| Exercise description |
Where the records below show the word "Magazine" in a line, please copy that line.

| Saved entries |
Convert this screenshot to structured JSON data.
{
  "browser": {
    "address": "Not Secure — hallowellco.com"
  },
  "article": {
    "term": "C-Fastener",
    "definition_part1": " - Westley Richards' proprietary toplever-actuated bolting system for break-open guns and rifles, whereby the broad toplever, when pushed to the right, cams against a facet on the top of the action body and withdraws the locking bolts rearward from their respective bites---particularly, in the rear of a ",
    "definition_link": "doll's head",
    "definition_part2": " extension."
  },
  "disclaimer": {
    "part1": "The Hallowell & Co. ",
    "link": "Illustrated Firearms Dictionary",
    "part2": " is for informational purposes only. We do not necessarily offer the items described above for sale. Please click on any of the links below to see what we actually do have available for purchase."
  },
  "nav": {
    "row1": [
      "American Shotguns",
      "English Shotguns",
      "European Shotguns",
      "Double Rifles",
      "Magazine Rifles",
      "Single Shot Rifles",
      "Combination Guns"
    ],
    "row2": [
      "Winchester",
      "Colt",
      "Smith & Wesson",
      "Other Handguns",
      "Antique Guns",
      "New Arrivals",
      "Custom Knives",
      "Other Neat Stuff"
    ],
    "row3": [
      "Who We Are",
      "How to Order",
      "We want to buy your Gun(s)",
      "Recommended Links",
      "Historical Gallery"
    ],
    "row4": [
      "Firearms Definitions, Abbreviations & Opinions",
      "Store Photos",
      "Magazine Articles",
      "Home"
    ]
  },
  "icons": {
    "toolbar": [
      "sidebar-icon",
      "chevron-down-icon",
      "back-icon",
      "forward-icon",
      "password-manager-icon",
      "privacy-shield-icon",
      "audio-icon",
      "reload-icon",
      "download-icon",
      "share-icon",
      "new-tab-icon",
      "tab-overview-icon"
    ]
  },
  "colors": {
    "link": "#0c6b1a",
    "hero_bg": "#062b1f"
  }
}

| Answer to this exercise |
      "Magazine Rifles",
      "Magazine Articles",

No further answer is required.